The value predicted for the parameter *C* is equal to κδ */k*
_{B}
*T*, which, given our measured value for κ, corresponds to 5 ± 1 μm^{2}. This is smaller than the value obtained from the fit for *q =*1, 18 ± 4 μm^{2}, which implies that the growth velocity decreases faster with force than would be expected from theoretical arguments [this discrepancy becomes even larger if we assume a smaller value for *q* (26)]. The theoretical rate corresponds to an optimum situation in which the free energy available from the assembly of all 13 protofilaments is converted into mechanical work. Despite the relatively large experimental error bars, our data indicate that this is not the case under our conditions. It may be that, if the end of a growing MT is not blunt but pointed, only a few protofilaments are supporting the load. If this is pictured as a ratchet, gaps closer to the size of a full dimer may be required to squeeze in the next subunit, which would increase the predicted value for *C*. Also, growth may occur through the closure of a sheet of protofilaments (17), which could make the gap size needed for this process even larger than the size of a dimer.

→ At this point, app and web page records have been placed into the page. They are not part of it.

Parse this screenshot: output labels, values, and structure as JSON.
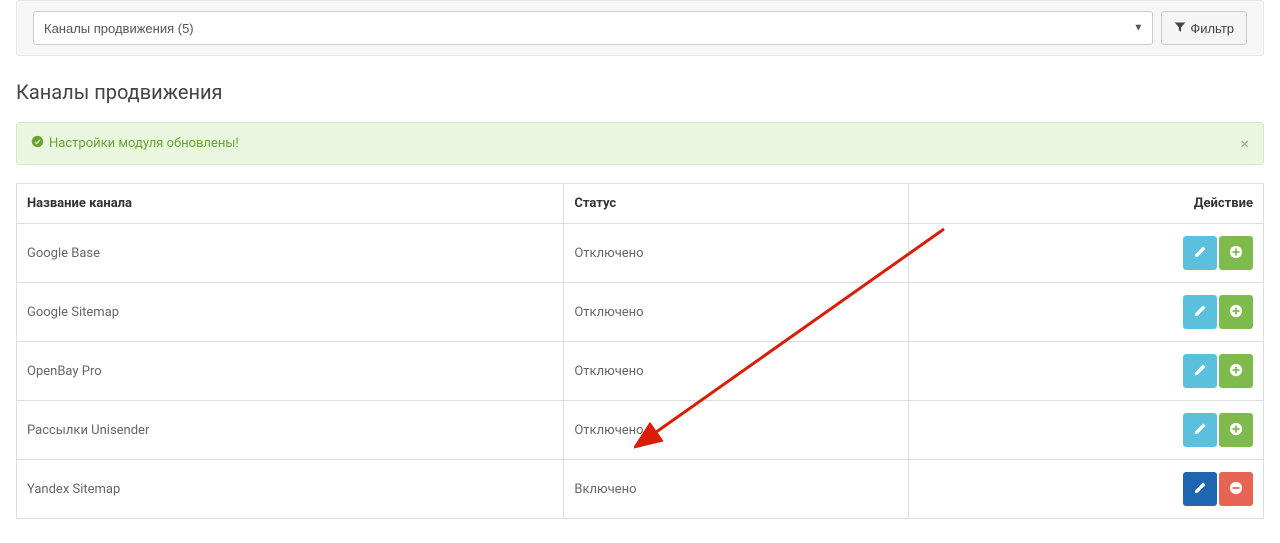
{
  "filter": {
    "select_label": "Каналы продвижения (5)",
    "button_label": "Фильтр"
  },
  "page_title": "Каналы продвижения",
  "alert": {
    "message": "Настройки модуля обновлены!"
  },
  "table": {
    "headers": {
      "name": "Название канала",
      "status": "Статус",
      "action": "Действие"
    },
    "rows": [
      {
        "name": "Google Base",
        "status": "Отключено",
        "variant": "inactive"
      },
      {
        "name": "Google Sitemap",
        "status": "Отключено",
        "variant": "inactive"
      },
      {
        "name": "OpenBay Pro",
        "status": "Отключено",
        "variant": "inactive"
      },
      {
        "name": "Рассылки Unisender",
        "status": "Отключено",
        "variant": "inactive"
      },
      {
        "name": "Yandex Sitemap",
        "status": "Включено",
        "variant": "active"
      }
    ]
  }
}
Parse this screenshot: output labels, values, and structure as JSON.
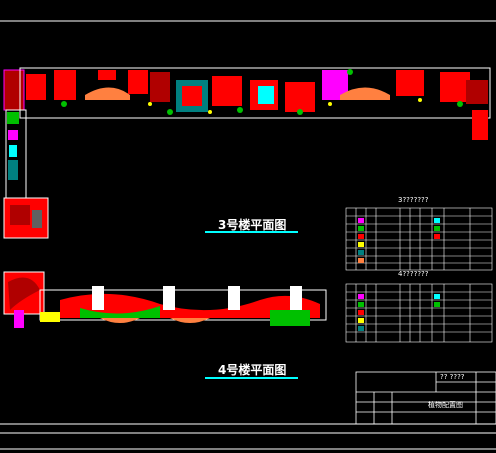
{
  "drawing": {
    "floor3_title": "3号楼平面图",
    "floor4_title": "4号楼平面图",
    "table3_title": "3???????",
    "table4_title": "4???????",
    "title_block_name": "植物配置图",
    "title_block_code": "?? ????",
    "colors": {
      "background": "#000000",
      "line_white": "#ffffff",
      "red": "#ff0000",
      "dark_red": "#b00000",
      "magenta": "#ff00ff",
      "cyan": "#00ffff",
      "green": "#00c000",
      "yellow": "#ffff00",
      "orange": "#ff8040",
      "teal": "#008080"
    }
  }
}
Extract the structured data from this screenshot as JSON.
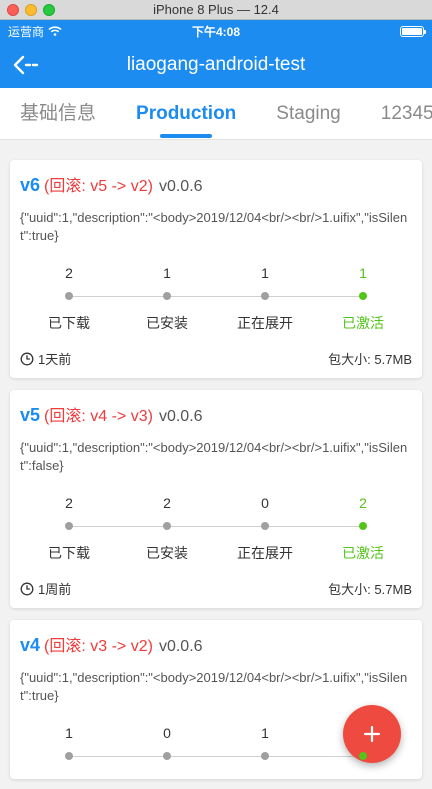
{
  "window": {
    "title": "iPhone 8 Plus — 12.4"
  },
  "status_bar": {
    "carrier": "运营商",
    "time": "下午4:08"
  },
  "navbar": {
    "title": "liaogang-android-test"
  },
  "tabs": [
    {
      "label": "基础信息",
      "active": false
    },
    {
      "label": "Production",
      "active": true
    },
    {
      "label": "Staging",
      "active": false
    },
    {
      "label": "12345",
      "active": false
    }
  ],
  "stat_labels": [
    "已下载",
    "已安装",
    "正在展开",
    "已激活"
  ],
  "size_label": "包大小:",
  "releases": [
    {
      "version": "v6",
      "rollback": "(回滚: v5 -> v2)",
      "app_version": "v0.0.6",
      "description": "{\"uuid\":1,\"description\":\"<body>2019/12/04<br/><br/>1.uifix\",\"isSilent\":true}",
      "stats": [
        "2",
        "1",
        "1",
        "1"
      ],
      "time_ago": "1天前",
      "size": "5.7MB"
    },
    {
      "version": "v5",
      "rollback": "(回滚: v4 -> v3)",
      "app_version": "v0.0.6",
      "description": "{\"uuid\":1,\"description\":\"<body>2019/12/04<br/><br/>1.uifix\",\"isSilent\":false}",
      "stats": [
        "2",
        "2",
        "0",
        "2"
      ],
      "time_ago": "1周前",
      "size": "5.7MB"
    },
    {
      "version": "v4",
      "rollback": "(回滚: v3 -> v2)",
      "app_version": "v0.0.6",
      "description": "{\"uuid\":1,\"description\":\"<body>2019/12/04<br/><br/>1.uifix\",\"isSilent\":true}",
      "stats": [
        "1",
        "0",
        "1",
        ""
      ],
      "time_ago": "",
      "size": ""
    }
  ],
  "fab": {
    "icon": "plus-icon"
  },
  "colors": {
    "primary": "#1c8cf0",
    "rollback": "#ef3b3b",
    "activated": "#52c41a",
    "fab": "#ee4a3f"
  }
}
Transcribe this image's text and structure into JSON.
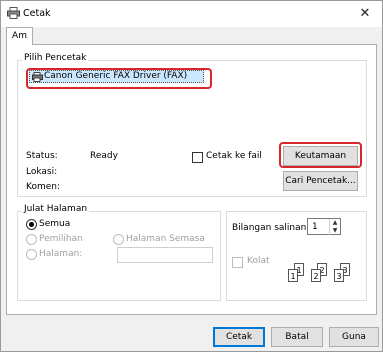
{
  "window": {
    "title": "Cetak",
    "close_label": "✕"
  },
  "tabs": [
    {
      "label": "Am"
    }
  ],
  "printer_group": {
    "title": "Pilih Pencetak",
    "printers": [
      {
        "name": "Canon Generic FAX Driver (FAX)",
        "selected": true
      }
    ],
    "status_label": "Status:",
    "status_value": "Ready",
    "location_label": "Lokasi:",
    "location_value": "",
    "comment_label": "Komen:",
    "comment_value": "",
    "print_to_file_label": "Cetak ke fail",
    "print_to_file_checked": false,
    "preferences_button": "Keutamaan",
    "find_printer_button": "Cari Pencetak..."
  },
  "page_range": {
    "title": "Julat Halaman",
    "options": [
      {
        "label": "Semua",
        "checked": true,
        "enabled": true
      },
      {
        "label": "Pemilihan",
        "checked": false,
        "enabled": false
      },
      {
        "label": "Halaman Semasa",
        "checked": false,
        "enabled": false
      },
      {
        "label": "Halaman:",
        "checked": false,
        "enabled": false
      }
    ],
    "pages_value": ""
  },
  "copies": {
    "label": "Bilangan salinan:",
    "value": "1",
    "collate_label": "Kolat",
    "collate_checked": false,
    "collate_icon_pages": [
      "1",
      "1",
      "2",
      "2",
      "3",
      "3"
    ]
  },
  "footer": {
    "print_button": "Cetak",
    "cancel_button": "Batal",
    "apply_button": "Guna"
  },
  "colors": {
    "highlight": "#d9262b",
    "selection": "#cce8ff",
    "accent": "#0078d7"
  }
}
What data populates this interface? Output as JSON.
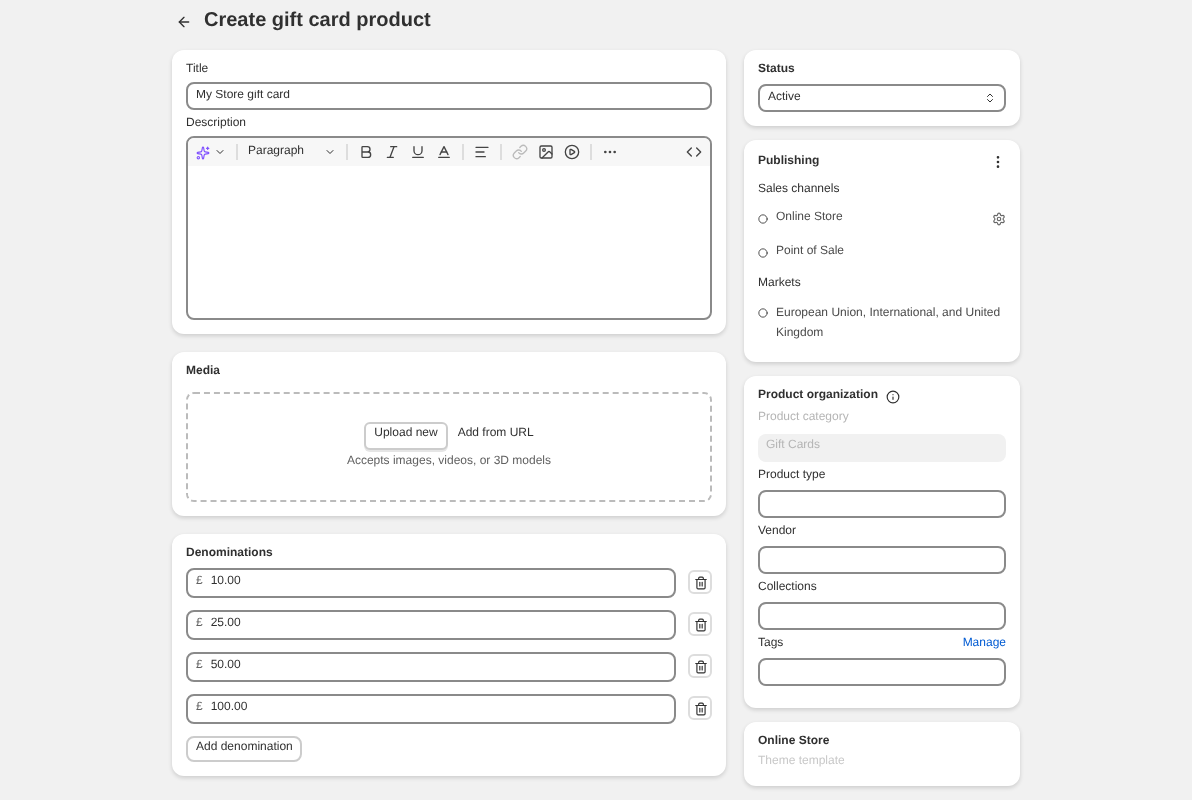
{
  "header": {
    "title": "Create gift card product"
  },
  "title_field": {
    "label": "Title",
    "value": "My Store gift card"
  },
  "description": {
    "label": "Description",
    "paragraph_style": "Paragraph"
  },
  "media": {
    "title": "Media",
    "upload_button": "Upload new",
    "url_link": "Add from URL",
    "hint": "Accepts images, videos, or 3D models"
  },
  "denominations": {
    "title": "Denominations",
    "items": [
      {
        "currency": "£",
        "value": "10.00"
      },
      {
        "currency": "£",
        "value": "25.00"
      },
      {
        "currency": "£",
        "value": "50.00"
      },
      {
        "currency": "£",
        "value": "100.00"
      }
    ],
    "add_button": "Add denomination"
  },
  "status": {
    "label": "Status",
    "value": "Active"
  },
  "publishing": {
    "title": "Publishing",
    "sales_channels_label": "Sales channels",
    "channels": [
      "Online Store",
      "Point of Sale"
    ],
    "markets_label": "Markets",
    "markets": [
      "European Union, International, and United Kingdom"
    ]
  },
  "product_organization": {
    "title": "Product organization",
    "fields": [
      {
        "label": "Product category",
        "value": "Gift Cards",
        "disabled": true
      },
      {
        "label": "Product type",
        "disabled": false
      },
      {
        "label": "Vendor",
        "disabled": false
      },
      {
        "label": "Collections",
        "disabled": false
      },
      {
        "label": "Tags",
        "action": "Manage",
        "disabled": false
      }
    ]
  },
  "online_store": {
    "title": "Online Store",
    "field_label": "Theme template"
  }
}
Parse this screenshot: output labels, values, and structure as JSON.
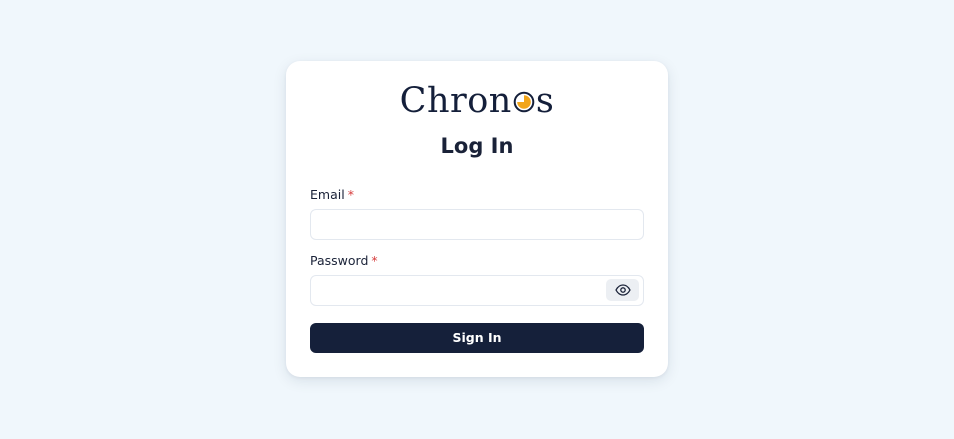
{
  "brand": {
    "name_before": "Chron",
    "name_after": "s",
    "mark_icon": "clock-moon-icon",
    "accent_color": "#f2a51a",
    "text_color": "#141f3a"
  },
  "page": {
    "title": "Log In"
  },
  "form": {
    "email_label": "Email",
    "email_value": "",
    "password_label": "Password",
    "password_value": "",
    "required_marker": "*",
    "toggle_icon": "eye-icon",
    "submit_label": "Sign In"
  },
  "colors": {
    "background": "#f0f7fc",
    "card": "#ffffff",
    "primary_button": "#15203a",
    "required": "#d63c3c"
  }
}
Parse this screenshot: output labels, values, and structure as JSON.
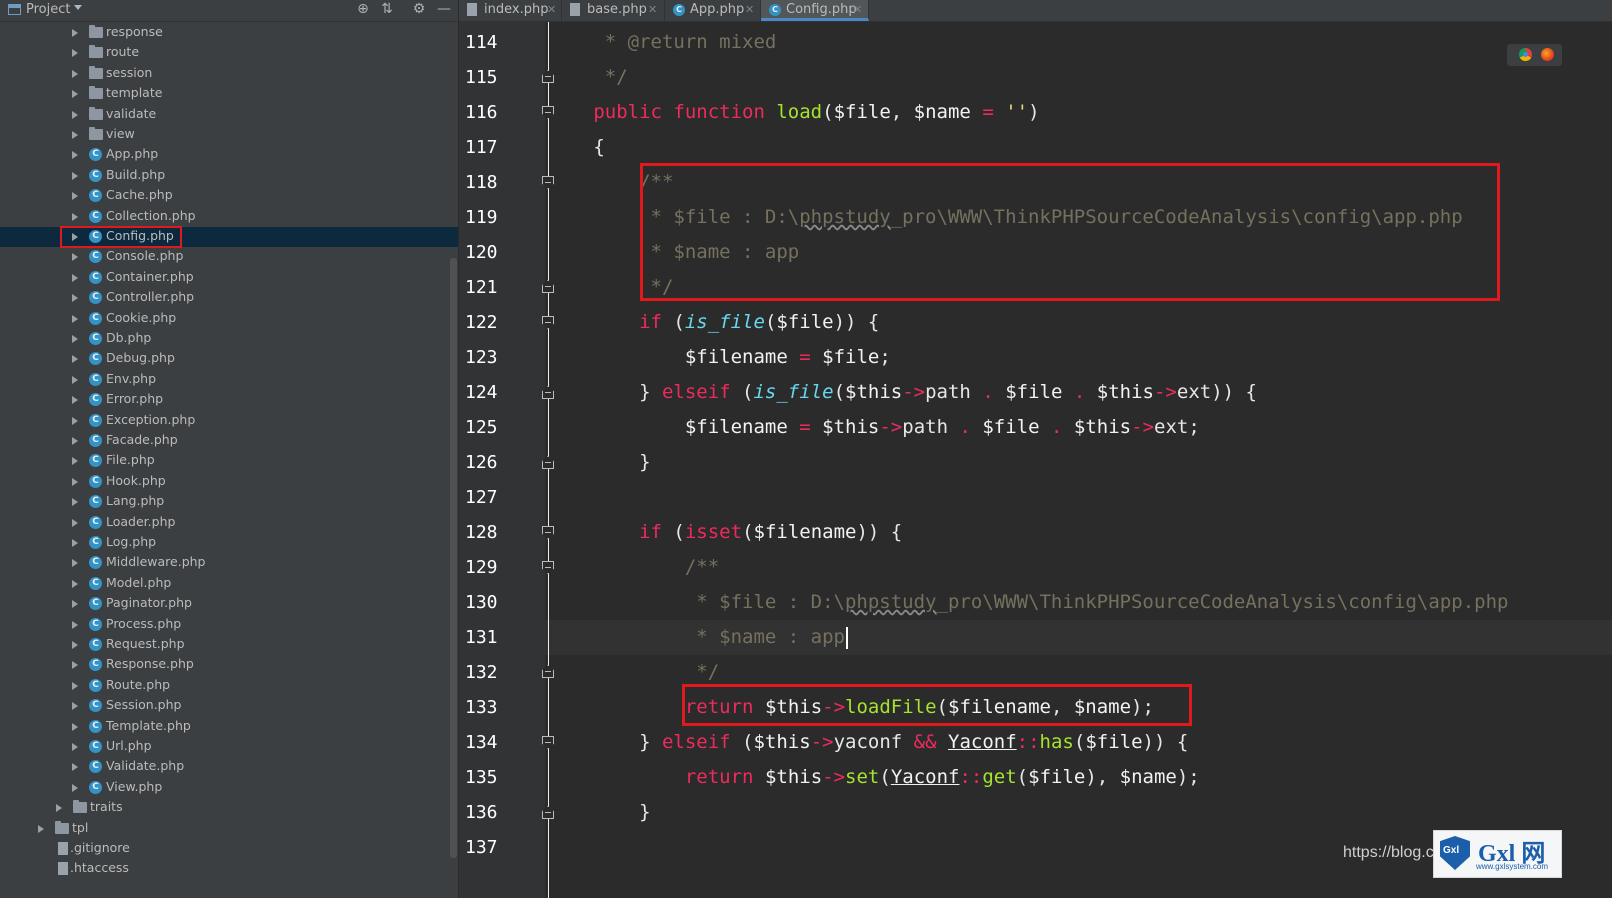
{
  "project_panel": {
    "title": "Project",
    "tree": [
      {
        "label": "response",
        "kind": "folder"
      },
      {
        "label": "route",
        "kind": "folder"
      },
      {
        "label": "session",
        "kind": "folder"
      },
      {
        "label": "template",
        "kind": "folder"
      },
      {
        "label": "validate",
        "kind": "folder"
      },
      {
        "label": "view",
        "kind": "folder"
      },
      {
        "label": "App.php",
        "kind": "class"
      },
      {
        "label": "Build.php",
        "kind": "class"
      },
      {
        "label": "Cache.php",
        "kind": "class"
      },
      {
        "label": "Collection.php",
        "kind": "class"
      },
      {
        "label": "Config.php",
        "kind": "class",
        "selected": true
      },
      {
        "label": "Console.php",
        "kind": "class"
      },
      {
        "label": "Container.php",
        "kind": "class"
      },
      {
        "label": "Controller.php",
        "kind": "class"
      },
      {
        "label": "Cookie.php",
        "kind": "class"
      },
      {
        "label": "Db.php",
        "kind": "class"
      },
      {
        "label": "Debug.php",
        "kind": "class"
      },
      {
        "label": "Env.php",
        "kind": "class"
      },
      {
        "label": "Error.php",
        "kind": "class"
      },
      {
        "label": "Exception.php",
        "kind": "class"
      },
      {
        "label": "Facade.php",
        "kind": "class"
      },
      {
        "label": "File.php",
        "kind": "class"
      },
      {
        "label": "Hook.php",
        "kind": "class"
      },
      {
        "label": "Lang.php",
        "kind": "class"
      },
      {
        "label": "Loader.php",
        "kind": "class"
      },
      {
        "label": "Log.php",
        "kind": "class"
      },
      {
        "label": "Middleware.php",
        "kind": "class"
      },
      {
        "label": "Model.php",
        "kind": "class"
      },
      {
        "label": "Paginator.php",
        "kind": "class"
      },
      {
        "label": "Process.php",
        "kind": "class"
      },
      {
        "label": "Request.php",
        "kind": "class"
      },
      {
        "label": "Response.php",
        "kind": "class"
      },
      {
        "label": "Route.php",
        "kind": "class"
      },
      {
        "label": "Session.php",
        "kind": "class"
      },
      {
        "label": "Template.php",
        "kind": "class"
      },
      {
        "label": "Url.php",
        "kind": "class"
      },
      {
        "label": "Validate.php",
        "kind": "class"
      },
      {
        "label": "View.php",
        "kind": "class"
      },
      {
        "label": "traits",
        "kind": "folder"
      },
      {
        "label": "tpl",
        "kind": "folder"
      },
      {
        "label": ".gitignore",
        "kind": "file"
      },
      {
        "label": ".htaccess",
        "kind": "file"
      }
    ]
  },
  "tabs": [
    {
      "label": "index.php",
      "icon": "php-file-icon"
    },
    {
      "label": "base.php",
      "icon": "php-file-icon"
    },
    {
      "label": "App.php",
      "icon": "class-icon"
    },
    {
      "label": "Config.php",
      "icon": "class-icon",
      "active": true
    }
  ],
  "editor": {
    "line_numbers": [
      "114",
      "115",
      "116",
      "117",
      "118",
      "119",
      "120",
      "121",
      "122",
      "123",
      "124",
      "125",
      "126",
      "127",
      "128",
      "129",
      "130",
      "131",
      "132",
      "133",
      "134",
      "135",
      "136",
      "137"
    ],
    "current_line": "131"
  },
  "colors": {
    "keyword": "#ee2b5c",
    "function": "#a6e22e",
    "comment": "#75715e",
    "highlight_box": "#e0191c",
    "selection": "#0d293e"
  },
  "watermark": {
    "url_text": "https://blog.c",
    "logo_text": "Gxl 网",
    "logo_sub": "www.gxlsystem.com",
    "shield_text": "Gxl"
  }
}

We have presented a quantitative method for studying the force that can be produced by a single growing MT in interaction with a nonspecific glass barrier. Considering that under these conditions less force is produced than is theoretically possible, a logical next step would be to study whether the interaction of the growing MT end with a specific attachment site modifies this result. In principle it should be possible to coat the walls [or simply a pattern of lines (27)] with isolated chromosomes (7) or kinetochore constructs (28) and repeat the same experiment. This system can also be used to study the effect of force on the catastrophe frequency of MTs (the probability of switching from the growing to the shrinking state). In our experiments, growth often persisted after the initiation of buckling, which implies that an opposing force does not markedly increase the catastrophe frequency. Quantitatively verifying this possibility would require the observation of many catastrophe events both before and during the application of force.